OBJECTIVE: To discuss and quantify the incentives that Medicare managed care plans have to avoid (through selective enrollment or disenrollment) people who are at risk for very high costs, focusing on Medicare beneficiaries in the last year of life-a group that accounts for more than one-quarter of Medicare's annual expenditures.

DATA SOURCE: Medicare administrative claims for 1994 and 1995.

STUDY DESIGN: We calculated the payment a plan would have received under three risk-adjustment systems for each beneficiary in our 1995 sample based on his or her age, gender, county of residence, original reason for Medicare entitlement, and principal inpatient diagnoses received during any hospital stays in 1994. We compared these amounts to the actual costs incurred by those beneficiaries. We then looked for clinical categories that were predictive of costs, including costs in a beneficiary's last year of life, not accounted for by the risk adjusters.

DATA EXTRACTION METHODS: The analyses were conducted using claims for a 5 percent random sample of Medicare beneficiaries who died in 1995 and a matched group of survivors.

PRINCIPAL FINDINGS: Medicare is currently implementing the Principal Inpatient Diagnostic Cost Groups (PIP-DCG) risk adjustment payment system to address the problem of risk selection in the Medicare+Choice program. We quantify the strong financial disincentives to enroll terminally ill beneficiaries that plans still have under this risk adjustment system. We also show that up to one-third of the selection observed between Medicare HMOs and the traditional fee-for-service system could be due to differential enrollment of decedents. A risk adjustment system that incorporated more of the available diagnostic information would attenuate this disincentive; however, plans could still use clinical information (not included in the risk adjustment scheme) to identify beneficiaries whose expected costs exceed expected payments.
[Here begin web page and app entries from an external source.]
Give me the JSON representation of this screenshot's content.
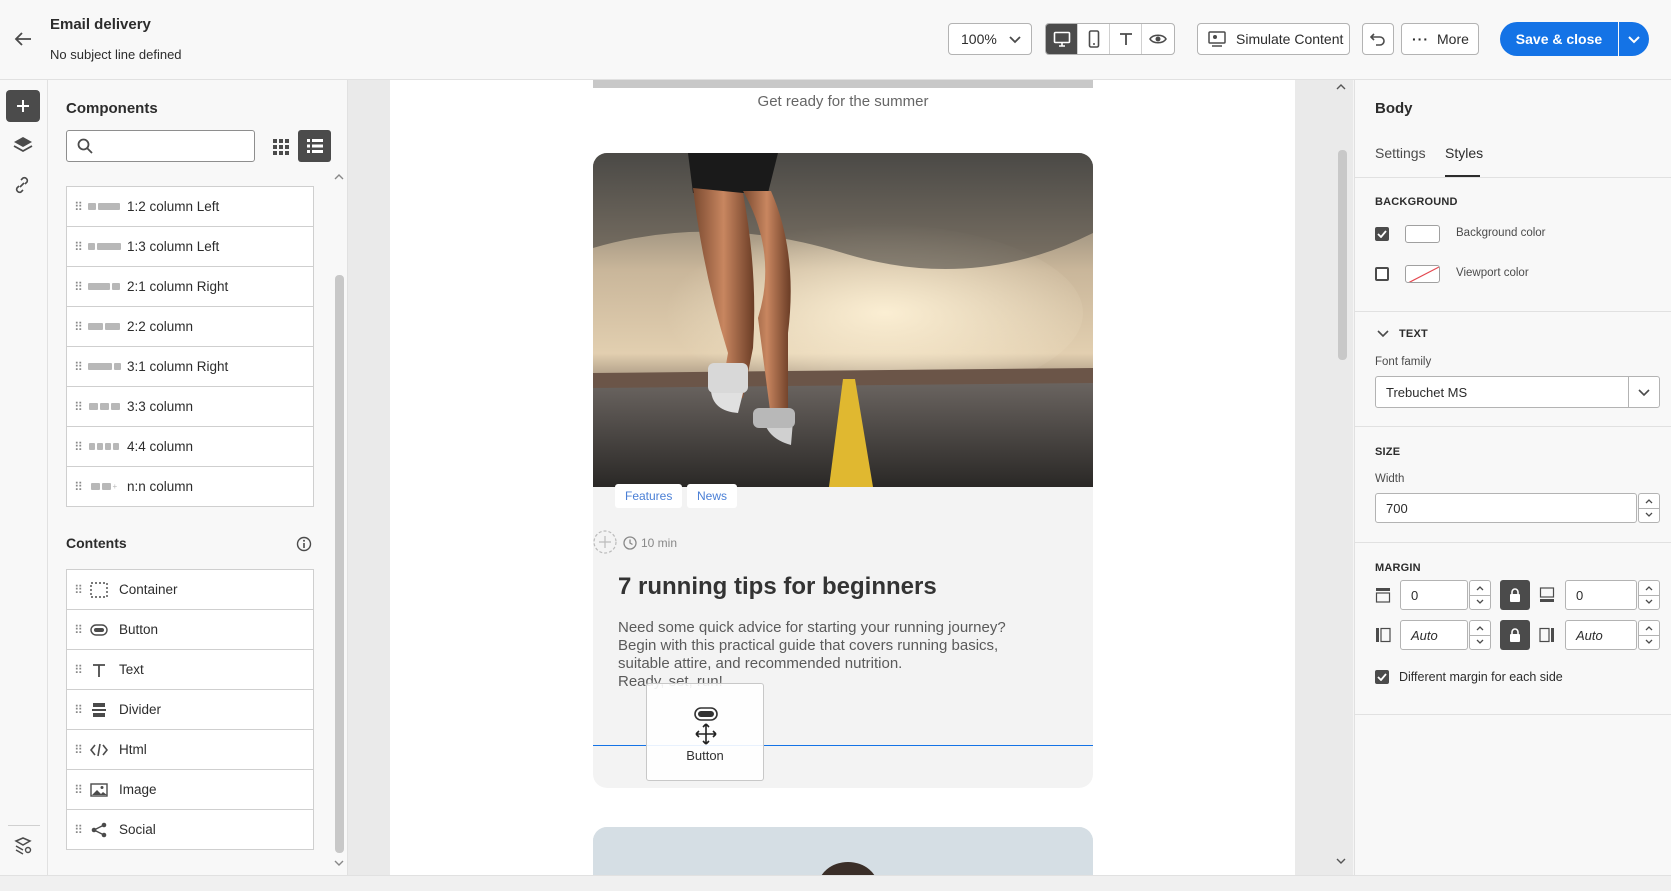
{
  "header": {
    "title": "Email delivery",
    "subtitle": "No subject line defined",
    "zoom": "100%",
    "simulate_label": "Simulate Content",
    "more_label": "More",
    "save_label": "Save & close"
  },
  "components": {
    "title": "Components",
    "search_placeholder": "",
    "structures": [
      {
        "label": "1:2 column Left"
      },
      {
        "label": "1:3 column Left"
      },
      {
        "label": "2:1 column Right"
      },
      {
        "label": "2:2 column"
      },
      {
        "label": "3:1 column Right"
      },
      {
        "label": "3:3 column"
      },
      {
        "label": "4:4 column"
      },
      {
        "label": "n:n column"
      }
    ],
    "contents_title": "Contents",
    "contents": [
      {
        "label": "Container"
      },
      {
        "label": "Button"
      },
      {
        "label": "Text"
      },
      {
        "label": "Divider"
      },
      {
        "label": "Html"
      },
      {
        "label": "Image"
      },
      {
        "label": "Social"
      }
    ]
  },
  "canvas": {
    "tagline": "Get ready for the summer",
    "tags": [
      "Features",
      "News"
    ],
    "read_time": "10 min",
    "article_title": "7 running tips for beginners",
    "article_body_1": "Need some quick advice for starting your running journey?",
    "article_body_2": "Begin with this practical guide that covers running basics,",
    "article_body_3": "suitable attire, and recommended nutrition.",
    "article_body_4": "Ready, set, run!",
    "drag_label": "Button"
  },
  "properties": {
    "title": "Body",
    "tabs": [
      "Settings",
      "Styles"
    ],
    "active_tab": "Styles",
    "background_title": "BACKGROUND",
    "bg_color_label": "Background color",
    "viewport_color_label": "Viewport color",
    "text_title": "TEXT",
    "font_family_label": "Font family",
    "font_family_value": "Trebuchet MS",
    "size_title": "SIZE",
    "width_label": "Width",
    "width_value": "700",
    "margin_title": "MARGIN",
    "margin_top": "0",
    "margin_bottom": "0",
    "margin_left": "Auto",
    "margin_right": "Auto",
    "diff_margin_label": "Different margin for each side"
  },
  "colors": {
    "accent": "#1473e6",
    "tag_text": "#4a7fd6"
  }
}
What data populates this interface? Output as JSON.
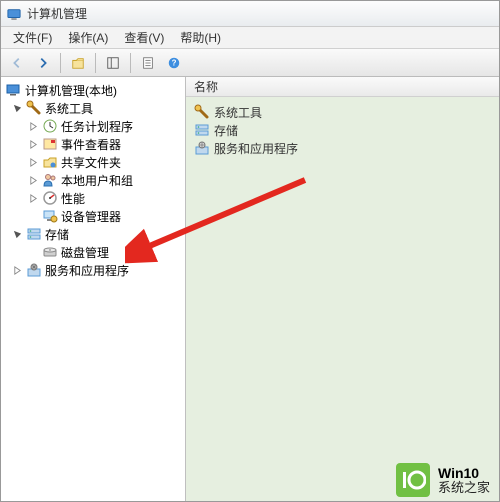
{
  "window": {
    "title": "计算机管理"
  },
  "menu": {
    "file": "文件(F)",
    "action": "操作(A)",
    "view": "查看(V)",
    "help": "帮助(H)"
  },
  "tree": {
    "root_label": "计算机管理(本地)",
    "sys_tools": "系统工具",
    "task_scheduler": "任务计划程序",
    "event_viewer": "事件查看器",
    "shared_folders": "共享文件夹",
    "local_users": "本地用户和组",
    "performance": "性能",
    "device_manager": "设备管理器",
    "storage": "存储",
    "disk_mgmt": "磁盘管理",
    "services_apps": "服务和应用程序"
  },
  "list": {
    "header_name": "名称",
    "items": [
      {
        "label": "系统工具"
      },
      {
        "label": "存储"
      },
      {
        "label": "服务和应用程序"
      }
    ]
  },
  "logo": {
    "brand": "Win10",
    "site": "系统之家"
  }
}
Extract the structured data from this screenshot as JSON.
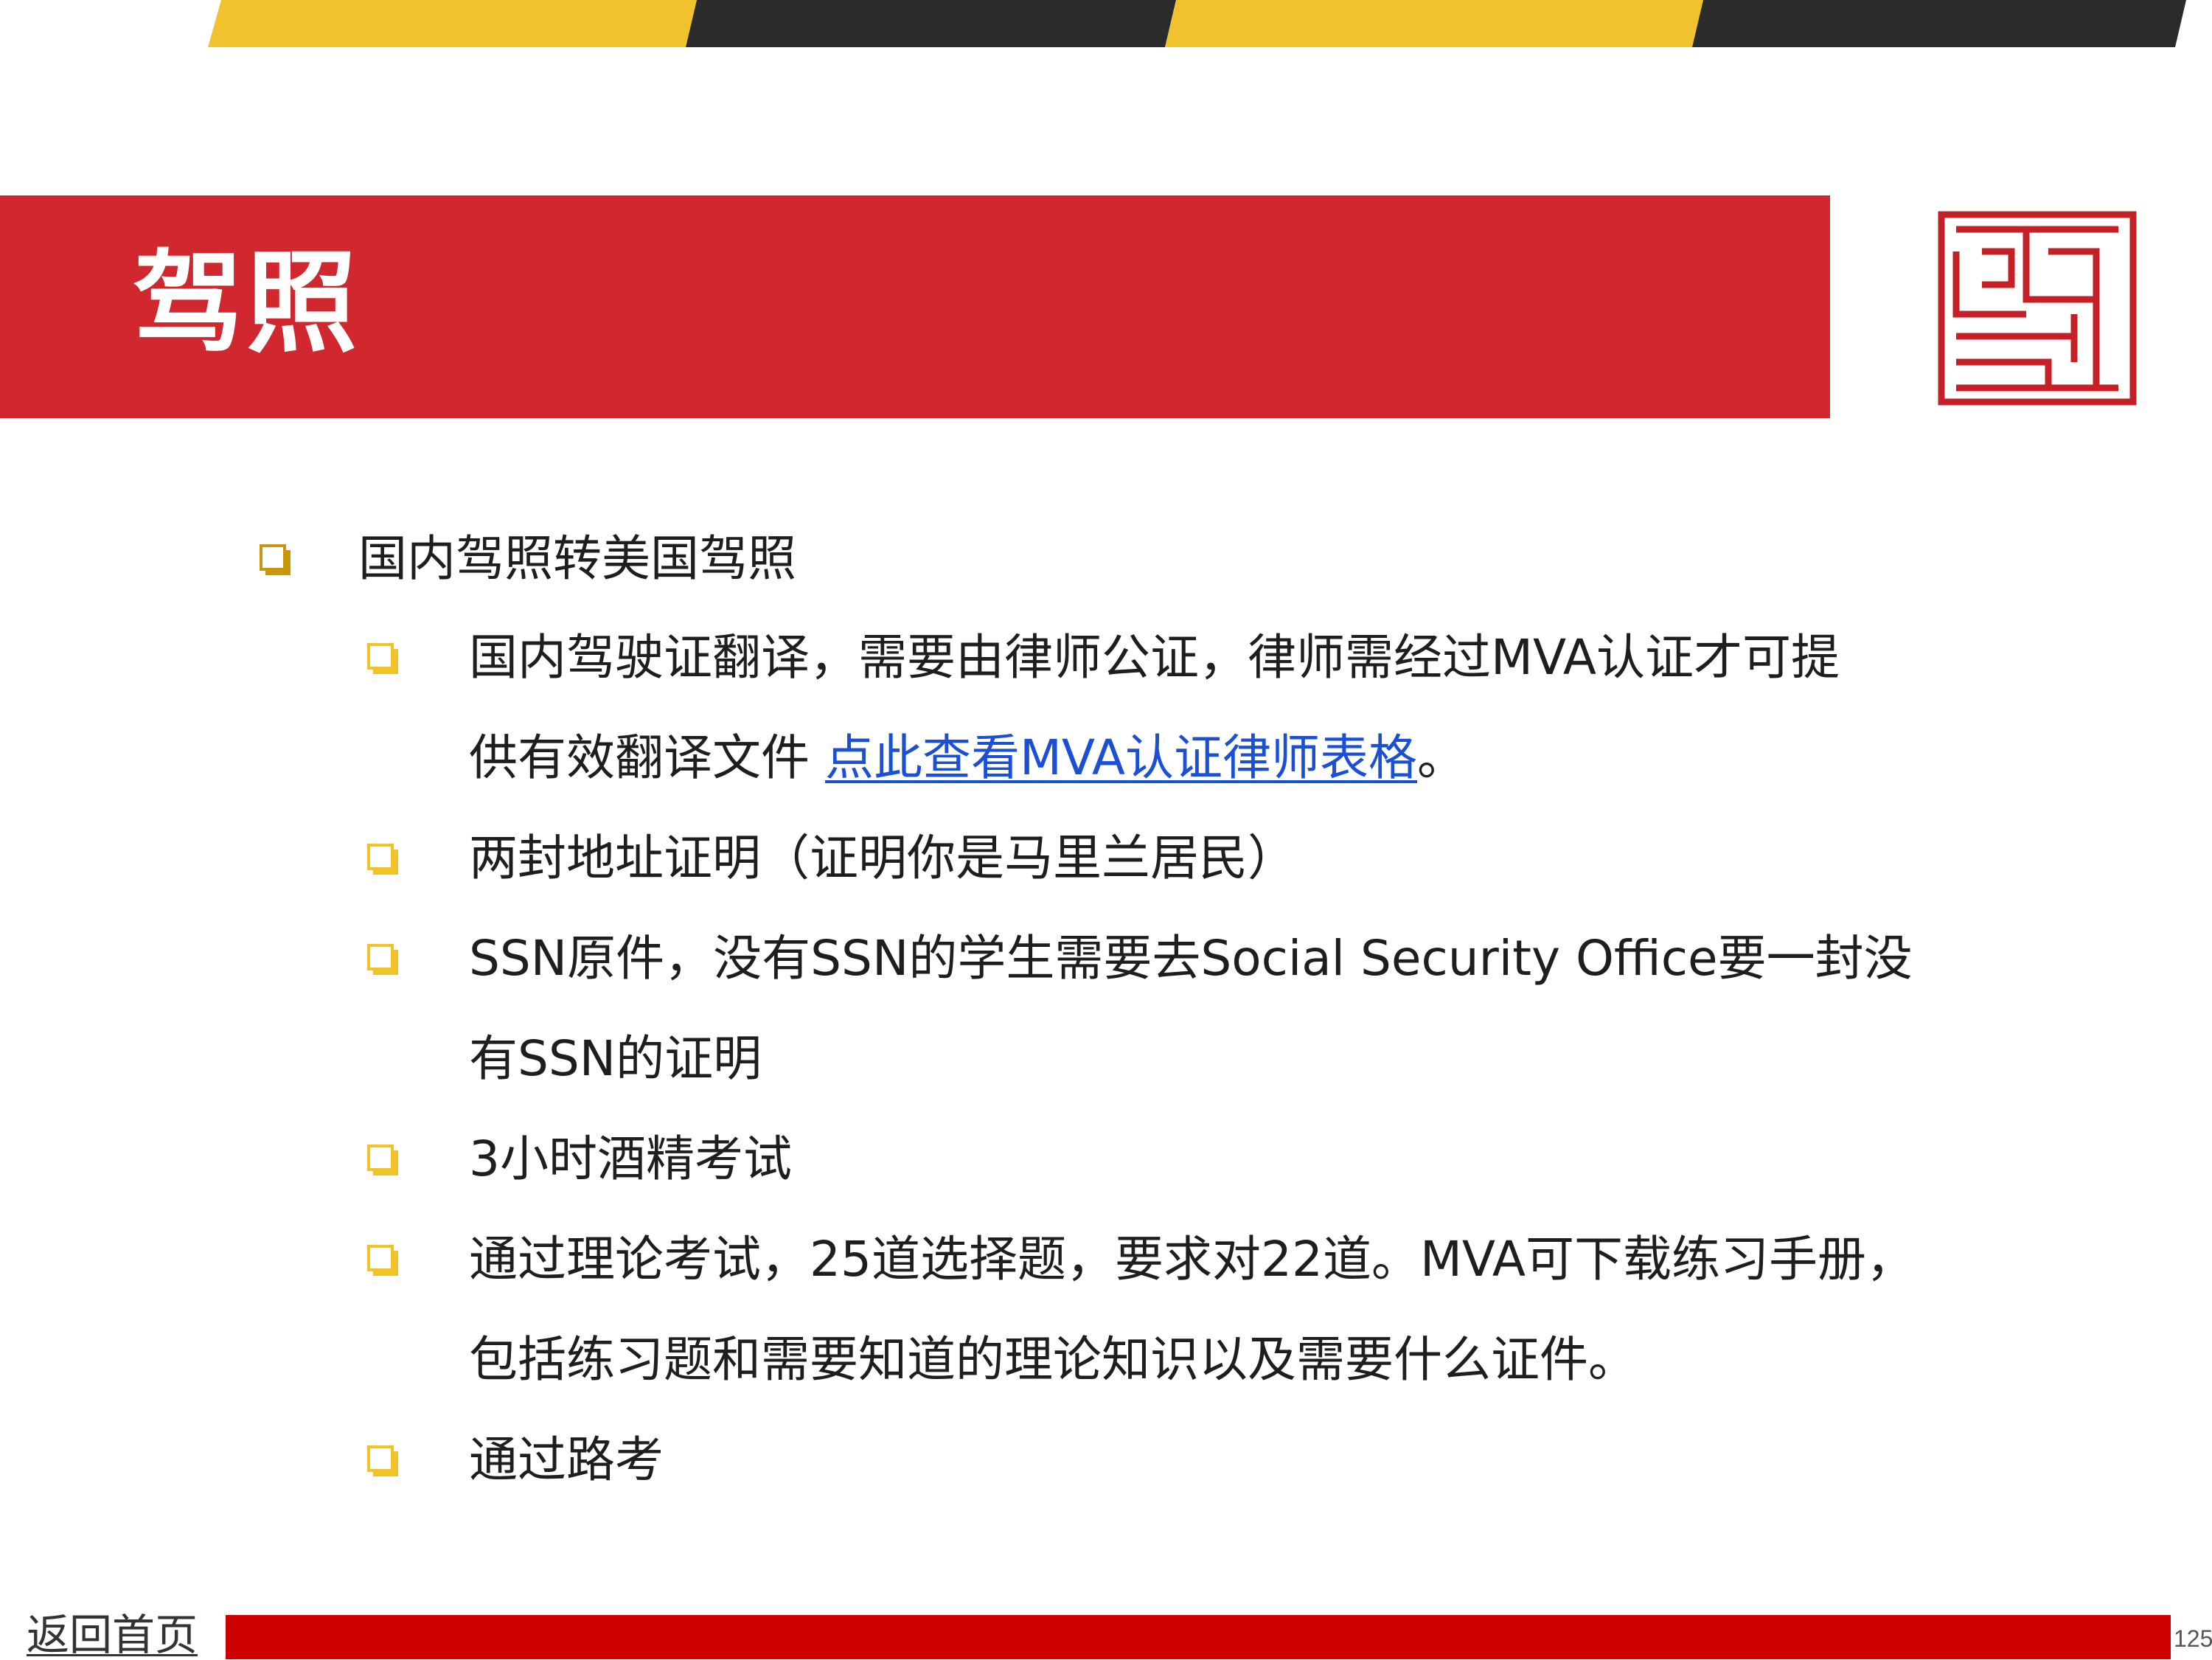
{
  "colors": {
    "yellow": "#f0c22e",
    "dark": "#2b2b2b",
    "title_red": "#d0282e",
    "footer_red": "#cc0000",
    "bullet_l1": "#c9960c",
    "bullet_l2": "#f2c229",
    "link": "#1a4fd6"
  },
  "header": {
    "title": "驾照"
  },
  "logo": {
    "icon": "seal-logo-icon"
  },
  "bullets": {
    "main": "国内驾照转美国驾照",
    "item1_line1": "国内驾驶证翻译，需要由律师公证，律师需经过MVA认证才可提",
    "item1_line2_prefix": "供有效翻译文件 ",
    "item1_link": "点此查看MVA认证律师表格",
    "item1_line2_suffix": "。",
    "item2": "两封地址证明（证明你是马里兰居民）",
    "item3_line1": "SSN原件，没有SSN的学生需要去Social Security Office要一封没",
    "item3_line2": "有SSN的证明",
    "item4": "3小时酒精考试",
    "item5_line1": "通过理论考试，25道选择题，要求对22道。MVA可下载练习手册，",
    "item5_line2": "包括练习题和需要知道的理论知识以及需要什么证件。",
    "item6": "通过路考"
  },
  "footer": {
    "home_link": "返回首页",
    "page_number": "125"
  }
}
CONCLUSIONS: More disaggregated prospective risk adjustment methods and alternative payment systems that compensate plans for delivering care to certain classes of patients should be considered to ensure access to high-quality managed care for all beneficiaries.

Topics: Gender